Interface dataset entries:
· · · ·

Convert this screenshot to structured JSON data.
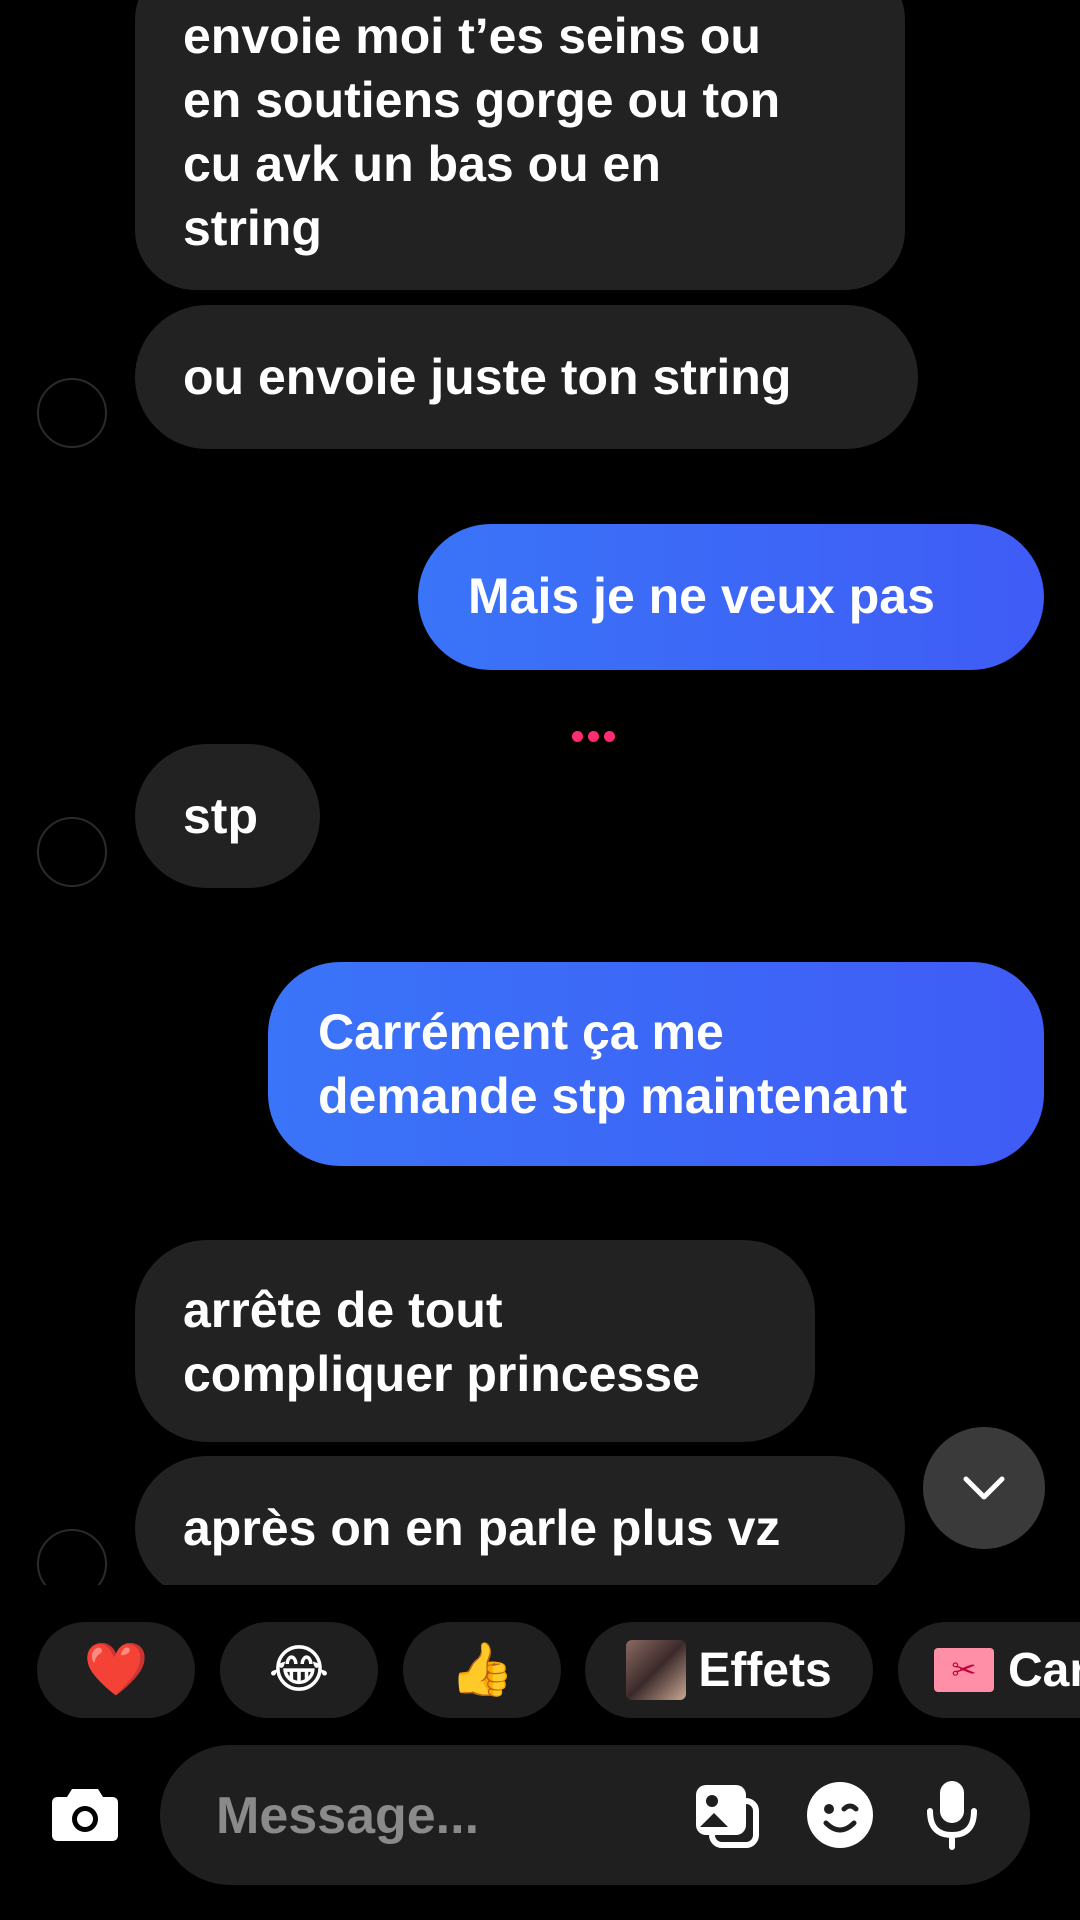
{
  "messages": [
    {
      "side": "in",
      "text": "envoie moi t’es seins ou\nen soutiens gorge ou ton\ncu avk un bas ou en\nstring"
    },
    {
      "side": "in",
      "text": "ou envoie juste ton string"
    },
    {
      "side": "out",
      "text": "Mais je ne veux pas"
    },
    {
      "side": "in",
      "text": "stp"
    },
    {
      "side": "out",
      "text": "Carrément ça me\ndemande stp maintenant"
    },
    {
      "side": "in",
      "text": "arrête de tout\ncompliquer princesse"
    },
    {
      "side": "in",
      "text": "après on en parle plus vz"
    }
  ],
  "reactions": {
    "heart": "❤️",
    "laugh": "😂",
    "thumbs_up": "👍",
    "effects_label": "Effets",
    "gift_label": "Car"
  },
  "composer": {
    "placeholder": "Message..."
  },
  "colors": {
    "background": "#000000",
    "incoming_bubble": "#222222",
    "outgoing_bubble": "#3a74f8",
    "typing_dots": "#ff2d6f"
  },
  "icons": [
    "camera-icon",
    "gallery-icon",
    "sticker-icon",
    "microphone-icon",
    "chevron-down-icon"
  ]
}
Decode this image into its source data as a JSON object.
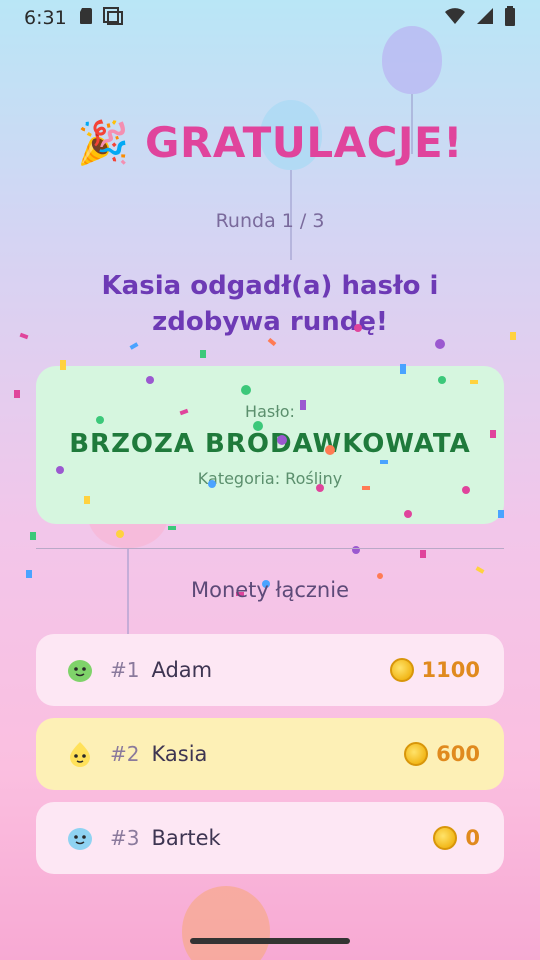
{
  "status_bar": {
    "time": "6:31",
    "icons_left": [
      "sd-card-icon",
      "screenshot-icon"
    ],
    "icons_right": [
      "wifi-icon",
      "signal-icon",
      "battery-icon"
    ]
  },
  "header": {
    "emoji": "🎉",
    "title": "GRATULACJE!",
    "round_label": "Runda 1 / 3"
  },
  "result": {
    "message": "Kasia odgadł(a) hasło i zdobywa rundę!"
  },
  "password_card": {
    "label": "Hasło:",
    "word": "BRZOZA BRODAWKOWATA",
    "category": "Kategoria: Rośliny"
  },
  "coins": {
    "header": "Monety łącznie",
    "players": [
      {
        "rank": "#1",
        "name": "Adam",
        "coins": "1100",
        "avatar": "green-blob-avatar-icon",
        "highlight": false
      },
      {
        "rank": "#2",
        "name": "Kasia",
        "coins": "600",
        "avatar": "yellow-blob-avatar-icon",
        "highlight": true
      },
      {
        "rank": "#3",
        "name": "Bartek",
        "coins": "0",
        "avatar": "blue-blob-avatar-icon",
        "highlight": false
      }
    ]
  },
  "colors": {
    "title": "#e0449c",
    "winner_text": "#6d3ab5",
    "password_word": "#1f7a3b",
    "coin_value": "#e08a1e"
  }
}
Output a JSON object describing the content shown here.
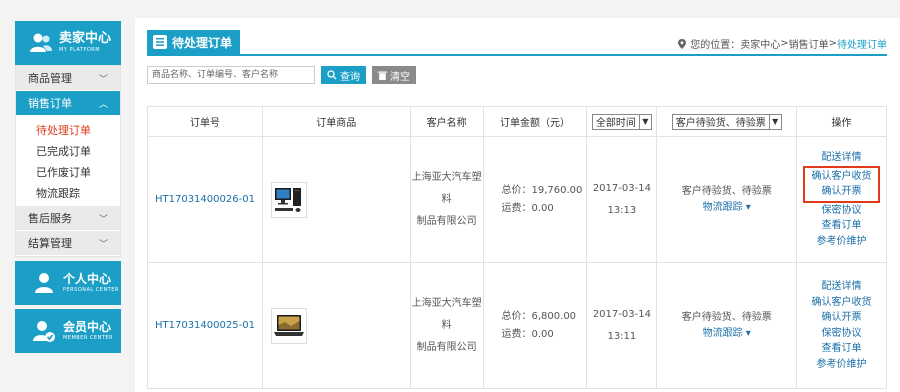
{
  "sidebar": {
    "header": {
      "title": "卖家中心",
      "subtitle": "MY PLATFORM"
    },
    "groups": [
      {
        "label": "商品管理"
      },
      {
        "label": "销售订单"
      },
      {
        "label": "售后服务"
      },
      {
        "label": "结算管理"
      }
    ],
    "sales_items": [
      {
        "label": "待处理订单"
      },
      {
        "label": "已完成订单"
      },
      {
        "label": "已作废订单"
      },
      {
        "label": "物流跟踪"
      }
    ],
    "personal": {
      "title": "个人中心",
      "subtitle": "PERSONAL CENTER"
    },
    "member": {
      "title": "会员中心",
      "subtitle": "MEMBER CENTER"
    }
  },
  "header": {
    "title": "待处理订单",
    "breadcrumb": {
      "prefix": "您的位置：",
      "home": "卖家中心",
      "sep1": " > ",
      "section": "销售订单",
      "sep2": " > ",
      "current": "待处理订单"
    }
  },
  "search": {
    "placeholder": "商品名称、订单编号、客户名称",
    "search_label": "查询",
    "clear_label": "清空"
  },
  "table": {
    "headers": {
      "order_no": "订单号",
      "product": "订单商品",
      "customer": "客户名称",
      "amount": "订单金额（元）",
      "time_filter": "全部时间",
      "status_filter": "客户待验货、待验票",
      "actions": "操作"
    },
    "rows": [
      {
        "order_no": "HT17031400026-01",
        "customer_line1": "上海亚大汽车塑料",
        "customer_line2": "制品有限公司",
        "total": "总价：19,760.00",
        "freight": "运费：0.00",
        "date": "2017-03-14",
        "time": "13:13",
        "status": "客户待验货、待验票",
        "track": "物流跟踪",
        "actions": [
          "配送详情",
          "确认客户收货",
          "确认开票",
          "保密协议",
          "查看订单",
          "参考价维护"
        ]
      },
      {
        "order_no": "HT17031400025-01",
        "customer_line1": "上海亚大汽车塑料",
        "customer_line2": "制品有限公司",
        "total": "总价：6,800.00",
        "freight": "运费：0.00",
        "date": "2017-03-14",
        "time": "13:11",
        "status": "客户待验货、待验票",
        "track": "物流跟踪",
        "actions": [
          "配送详情",
          "确认客户收货",
          "确认开票",
          "保密协议",
          "查看订单",
          "参考价维护"
        ]
      }
    ]
  },
  "colors": {
    "accent": "#1b9fc7",
    "alert": "#e03a1b",
    "link": "#1b6fa8"
  }
}
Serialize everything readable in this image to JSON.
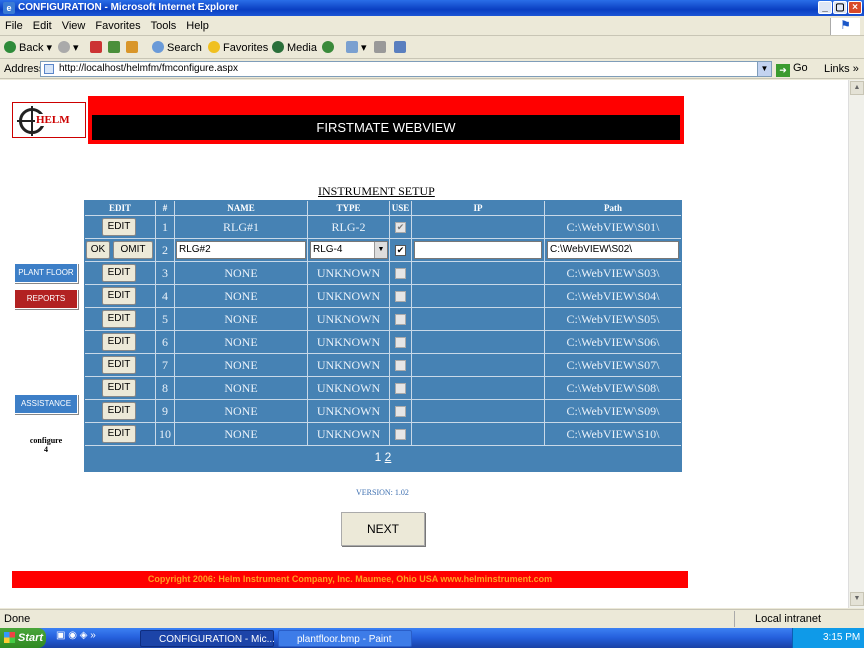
{
  "window": {
    "title": "CONFIGURATION - Microsoft Internet Explorer"
  },
  "menu": [
    "File",
    "Edit",
    "View",
    "Favorites",
    "Tools",
    "Help"
  ],
  "toolbar": {
    "back": "Back",
    "search": "Search",
    "favorites": "Favorites",
    "media": "Media"
  },
  "address": {
    "label": "Address",
    "url": "http://localhost/helmfm/fmconfigure.aspx",
    "go": "Go",
    "links": "Links"
  },
  "page": {
    "logo_text": "HELM",
    "banner": "FIRSTMATE WEBVIEW",
    "side_buttons": {
      "plant_floor": "PLANT FLOOR",
      "reports": "REPORTS",
      "assistance": "ASSISTANCE"
    },
    "configure_label": "configure",
    "configure_num": "4",
    "setup_title": "INSTRUMENT SETUP",
    "headers": {
      "edit": "EDIT",
      "num": "#",
      "name": "NAME",
      "type": "TYPE",
      "use": "USE",
      "ip": "IP",
      "path": "Path"
    },
    "ok": "OK",
    "omit": "OMIT",
    "edit_label": "EDIT",
    "rows": [
      {
        "num": "1",
        "name": "RLG#1",
        "type": "RLG-2",
        "use": true,
        "ip": "",
        "path": "C:\\WebVIEW\\S01\\"
      },
      {
        "num": "2",
        "name": "RLG#2",
        "type": "RLG-4",
        "use": true,
        "ip": "",
        "path": "C:\\WebVIEW\\S02\\"
      },
      {
        "num": "3",
        "name": "NONE",
        "type": "UNKNOWN",
        "use": false,
        "ip": "",
        "path": "C:\\WebVIEW\\S03\\"
      },
      {
        "num": "4",
        "name": "NONE",
        "type": "UNKNOWN",
        "use": false,
        "ip": "",
        "path": "C:\\WebVIEW\\S04\\"
      },
      {
        "num": "5",
        "name": "NONE",
        "type": "UNKNOWN",
        "use": false,
        "ip": "",
        "path": "C:\\WebVIEW\\S05\\"
      },
      {
        "num": "6",
        "name": "NONE",
        "type": "UNKNOWN",
        "use": false,
        "ip": "",
        "path": "C:\\WebVIEW\\S06\\"
      },
      {
        "num": "7",
        "name": "NONE",
        "type": "UNKNOWN",
        "use": false,
        "ip": "",
        "path": "C:\\WebVIEW\\S07\\"
      },
      {
        "num": "8",
        "name": "NONE",
        "type": "UNKNOWN",
        "use": false,
        "ip": "",
        "path": "C:\\WebVIEW\\S08\\"
      },
      {
        "num": "9",
        "name": "NONE",
        "type": "UNKNOWN",
        "use": false,
        "ip": "",
        "path": "C:\\WebVIEW\\S09\\"
      },
      {
        "num": "10",
        "name": "NONE",
        "type": "UNKNOWN",
        "use": false,
        "ip": "",
        "path": "C:\\WebVIEW\\S10\\"
      }
    ],
    "pager": {
      "page1": "1",
      "page2": "2"
    },
    "version": "VERSION: 1.02",
    "next": "NEXT",
    "footer": "Copyright 2006: Helm Instrument Company, Inc.  Maumee, Ohio USA  www.helminstrument.com"
  },
  "status": {
    "text": "Done",
    "zone": "Local intranet"
  },
  "taskbar": {
    "start": "Start",
    "task1": "CONFIGURATION - Mic...",
    "task2": "plantfloor.bmp - Paint",
    "clock": "3:15 PM"
  },
  "colors": {
    "grid": "#4682b4",
    "banner": "#ff0000",
    "footer_text": "#ffa020"
  }
}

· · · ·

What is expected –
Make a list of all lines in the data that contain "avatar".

Solution for this problem –
        "avatar": "green-blob-avatar-icon",
        "avatar": "yellow-blob-avatar-icon",
        "avatar": "blue-blob-avatar-icon",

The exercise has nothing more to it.